Record extracts:
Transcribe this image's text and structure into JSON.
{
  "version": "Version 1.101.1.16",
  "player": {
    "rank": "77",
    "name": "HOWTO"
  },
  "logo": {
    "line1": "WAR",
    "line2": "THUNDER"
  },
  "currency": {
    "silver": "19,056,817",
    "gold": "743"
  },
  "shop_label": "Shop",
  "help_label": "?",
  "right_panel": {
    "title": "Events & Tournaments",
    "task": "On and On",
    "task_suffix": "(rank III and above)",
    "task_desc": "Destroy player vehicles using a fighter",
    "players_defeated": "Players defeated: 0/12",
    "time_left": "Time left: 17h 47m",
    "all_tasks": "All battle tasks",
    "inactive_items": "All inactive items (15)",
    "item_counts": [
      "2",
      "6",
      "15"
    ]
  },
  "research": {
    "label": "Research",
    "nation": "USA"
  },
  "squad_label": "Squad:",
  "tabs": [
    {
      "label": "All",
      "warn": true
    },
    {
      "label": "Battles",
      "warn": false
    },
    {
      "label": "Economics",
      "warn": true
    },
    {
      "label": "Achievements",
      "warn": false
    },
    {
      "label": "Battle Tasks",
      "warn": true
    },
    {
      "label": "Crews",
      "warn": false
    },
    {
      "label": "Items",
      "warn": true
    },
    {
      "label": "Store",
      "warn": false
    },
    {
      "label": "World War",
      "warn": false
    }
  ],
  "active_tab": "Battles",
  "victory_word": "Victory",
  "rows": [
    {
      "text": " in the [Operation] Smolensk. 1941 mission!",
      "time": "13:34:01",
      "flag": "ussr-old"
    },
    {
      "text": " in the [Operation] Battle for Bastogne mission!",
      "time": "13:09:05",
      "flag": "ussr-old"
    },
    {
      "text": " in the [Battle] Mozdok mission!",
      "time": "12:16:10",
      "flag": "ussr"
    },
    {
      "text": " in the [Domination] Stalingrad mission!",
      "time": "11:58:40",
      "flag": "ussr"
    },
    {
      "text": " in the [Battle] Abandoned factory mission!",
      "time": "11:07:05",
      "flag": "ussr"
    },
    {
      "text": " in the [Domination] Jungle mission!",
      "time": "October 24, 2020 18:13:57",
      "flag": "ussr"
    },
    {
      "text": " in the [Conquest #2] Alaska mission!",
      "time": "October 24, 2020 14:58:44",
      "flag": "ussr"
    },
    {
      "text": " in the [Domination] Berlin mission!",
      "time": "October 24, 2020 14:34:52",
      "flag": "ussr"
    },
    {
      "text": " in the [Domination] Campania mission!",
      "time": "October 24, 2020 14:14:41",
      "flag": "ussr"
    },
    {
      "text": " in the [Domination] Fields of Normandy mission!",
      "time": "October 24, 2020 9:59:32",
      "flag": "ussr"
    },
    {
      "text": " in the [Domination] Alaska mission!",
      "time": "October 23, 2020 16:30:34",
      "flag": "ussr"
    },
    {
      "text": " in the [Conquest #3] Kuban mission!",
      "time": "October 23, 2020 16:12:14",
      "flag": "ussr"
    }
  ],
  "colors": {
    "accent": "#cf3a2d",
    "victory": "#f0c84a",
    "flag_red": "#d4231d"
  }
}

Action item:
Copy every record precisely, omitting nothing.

Reply to the exercise:
Transcribe this image's text and structure into JSON.
{
  "version": "Version 1.101.1.16",
  "player": {
    "rank": "77",
    "name": "HOWTO"
  },
  "logo": {
    "line1": "WAR",
    "line2": "THUNDER"
  },
  "currency": {
    "silver": "19,056,817",
    "gold": "743"
  },
  "shop_label": "Shop",
  "help_label": "?",
  "right_panel": {
    "title": "Events & Tournaments",
    "task": "On and On",
    "task_suffix": "(rank III and above)",
    "task_desc": "Destroy player vehicles using a fighter",
    "players_defeated": "Players defeated: 0/12",
    "time_left": "Time left: 17h 47m",
    "all_tasks": "All battle tasks",
    "inactive_items": "All inactive items (15)",
    "item_counts": [
      "2",
      "6",
      "15"
    ]
  },
  "research": {
    "label": "Research",
    "nation": "USA"
  },
  "squad_label": "Squad:",
  "tabs": [
    {
      "label": "All",
      "warn": true
    },
    {
      "label": "Battles",
      "warn": false
    },
    {
      "label": "Economics",
      "warn": true
    },
    {
      "label": "Achievements",
      "warn": false
    },
    {
      "label": "Battle Tasks",
      "warn": true
    },
    {
      "label": "Crews",
      "warn": false
    },
    {
      "label": "Items",
      "warn": true
    },
    {
      "label": "Store",
      "warn": false
    },
    {
      "label": "World War",
      "warn": false
    }
  ],
  "active_tab": "Battles",
  "victory_word": "Victory",
  "rows": [
    {
      "text": " in the [Operation] Smolensk. 1941 mission!",
      "time": "13:34:01",
      "flag": "ussr-old"
    },
    {
      "text": " in the [Operation] Battle for Bastogne mission!",
      "time": "13:09:05",
      "flag": "ussr-old"
    },
    {
      "text": " in the [Battle] Mozdok mission!",
      "time": "12:16:10",
      "flag": "ussr"
    },
    {
      "text": " in the [Domination] Stalingrad mission!",
      "time": "11:58:40",
      "flag": "ussr"
    },
    {
      "text": " in the [Battle] Abandoned factory mission!",
      "time": "11:07:05",
      "flag": "ussr"
    },
    {
      "text": " in the [Domination] Jungle mission!",
      "time": "October 24, 2020 18:13:57",
      "flag": "ussr"
    },
    {
      "text": " in the [Conquest #2] Alaska mission!",
      "time": "October 24, 2020 14:58:44",
      "flag": "ussr"
    },
    {
      "text": " in the [Domination] Berlin mission!",
      "time": "October 24, 2020 14:34:52",
      "flag": "ussr"
    },
    {
      "text": " in the [Domination] Campania mission!",
      "time": "October 24, 2020 14:14:41",
      "flag": "ussr"
    },
    {
      "text": " in the [Domination] Fields of Normandy mission!",
      "time": "October 24, 2020 9:59:32",
      "flag": "ussr"
    },
    {
      "text": " in the [Domination] Alaska mission!",
      "time": "October 23, 2020 16:30:34",
      "flag": "ussr"
    },
    {
      "text": " in the [Conquest #3] Kuban mission!",
      "time": "October 23, 2020 16:12:14",
      "flag": "ussr"
    }
  ],
  "colors": {
    "accent": "#cf3a2d",
    "victory": "#f0c84a",
    "flag_red": "#d4231d"
  }
}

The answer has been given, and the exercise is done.